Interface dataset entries
*** Block opens ***
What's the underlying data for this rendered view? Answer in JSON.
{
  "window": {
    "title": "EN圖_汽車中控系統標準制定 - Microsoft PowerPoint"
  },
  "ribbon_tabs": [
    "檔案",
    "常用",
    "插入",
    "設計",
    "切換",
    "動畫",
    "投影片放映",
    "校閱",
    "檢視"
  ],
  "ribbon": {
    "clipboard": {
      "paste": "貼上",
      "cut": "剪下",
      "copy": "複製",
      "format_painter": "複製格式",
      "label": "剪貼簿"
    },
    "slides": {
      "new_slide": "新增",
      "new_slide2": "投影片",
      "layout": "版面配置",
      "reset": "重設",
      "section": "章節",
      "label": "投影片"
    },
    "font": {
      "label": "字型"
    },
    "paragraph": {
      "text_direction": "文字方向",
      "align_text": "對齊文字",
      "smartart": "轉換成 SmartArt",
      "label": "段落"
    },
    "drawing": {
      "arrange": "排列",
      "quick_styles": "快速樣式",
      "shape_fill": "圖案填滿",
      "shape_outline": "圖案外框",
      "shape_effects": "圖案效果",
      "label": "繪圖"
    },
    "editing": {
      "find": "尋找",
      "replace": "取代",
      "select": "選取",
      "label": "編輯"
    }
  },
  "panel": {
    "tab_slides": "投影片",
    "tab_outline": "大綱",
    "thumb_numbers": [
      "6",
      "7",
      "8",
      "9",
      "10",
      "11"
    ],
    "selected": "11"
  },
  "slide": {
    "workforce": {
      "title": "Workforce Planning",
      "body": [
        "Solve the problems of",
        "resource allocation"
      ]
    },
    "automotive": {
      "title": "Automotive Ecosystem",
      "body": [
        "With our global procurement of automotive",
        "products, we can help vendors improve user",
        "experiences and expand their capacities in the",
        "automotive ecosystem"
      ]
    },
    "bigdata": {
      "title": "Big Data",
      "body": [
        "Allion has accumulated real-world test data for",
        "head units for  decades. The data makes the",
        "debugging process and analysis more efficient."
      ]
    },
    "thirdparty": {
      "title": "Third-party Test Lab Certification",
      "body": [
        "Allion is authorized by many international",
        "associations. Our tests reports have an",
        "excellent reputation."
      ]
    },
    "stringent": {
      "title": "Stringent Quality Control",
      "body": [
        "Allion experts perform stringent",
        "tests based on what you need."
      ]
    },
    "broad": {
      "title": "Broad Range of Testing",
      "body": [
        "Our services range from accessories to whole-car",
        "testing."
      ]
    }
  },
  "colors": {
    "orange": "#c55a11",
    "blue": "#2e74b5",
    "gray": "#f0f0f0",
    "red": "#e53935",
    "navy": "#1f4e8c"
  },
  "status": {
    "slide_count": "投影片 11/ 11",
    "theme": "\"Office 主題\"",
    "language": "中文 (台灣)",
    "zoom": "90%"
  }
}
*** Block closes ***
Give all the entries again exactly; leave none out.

What's the underlying data for this rendered view? Answer in JSON.
{
  "window": {
    "title": "EN圖_汽車中控系統標準制定 - Microsoft PowerPoint"
  },
  "ribbon_tabs": [
    "檔案",
    "常用",
    "插入",
    "設計",
    "切換",
    "動畫",
    "投影片放映",
    "校閱",
    "檢視"
  ],
  "ribbon": {
    "clipboard": {
      "paste": "貼上",
      "cut": "剪下",
      "copy": "複製",
      "format_painter": "複製格式",
      "label": "剪貼簿"
    },
    "slides": {
      "new_slide": "新增",
      "new_slide2": "投影片",
      "layout": "版面配置",
      "reset": "重設",
      "section": "章節",
      "label": "投影片"
    },
    "font": {
      "label": "字型"
    },
    "paragraph": {
      "text_direction": "文字方向",
      "align_text": "對齊文字",
      "smartart": "轉換成 SmartArt",
      "label": "段落"
    },
    "drawing": {
      "arrange": "排列",
      "quick_styles": "快速樣式",
      "shape_fill": "圖案填滿",
      "shape_outline": "圖案外框",
      "shape_effects": "圖案效果",
      "label": "繪圖"
    },
    "editing": {
      "find": "尋找",
      "replace": "取代",
      "select": "選取",
      "label": "編輯"
    }
  },
  "panel": {
    "tab_slides": "投影片",
    "tab_outline": "大綱",
    "thumb_numbers": [
      "6",
      "7",
      "8",
      "9",
      "10",
      "11"
    ],
    "selected": "11"
  },
  "slide": {
    "workforce": {
      "title": "Workforce Planning",
      "body": [
        "Solve the problems of",
        "resource allocation"
      ]
    },
    "automotive": {
      "title": "Automotive Ecosystem",
      "body": [
        "With our global procurement of automotive",
        "products, we can help vendors improve user",
        "experiences and expand their capacities in the",
        "automotive ecosystem"
      ]
    },
    "bigdata": {
      "title": "Big Data",
      "body": [
        "Allion has accumulated real-world test data for",
        "head units for  decades. The data makes the",
        "debugging process and analysis more efficient."
      ]
    },
    "thirdparty": {
      "title": "Third-party Test Lab Certification",
      "body": [
        "Allion is authorized by many international",
        "associations. Our tests reports have an",
        "excellent reputation."
      ]
    },
    "stringent": {
      "title": "Stringent Quality Control",
      "body": [
        "Allion experts perform stringent",
        "tests based on what you need."
      ]
    },
    "broad": {
      "title": "Broad Range of Testing",
      "body": [
        "Our services range from accessories to whole-car",
        "testing."
      ]
    }
  },
  "colors": {
    "orange": "#c55a11",
    "blue": "#2e74b5",
    "gray": "#f0f0f0",
    "red": "#e53935",
    "navy": "#1f4e8c"
  },
  "status": {
    "slide_count": "投影片 11/ 11",
    "theme": "\"Office 主題\"",
    "language": "中文 (台灣)",
    "zoom": "90%"
  }
}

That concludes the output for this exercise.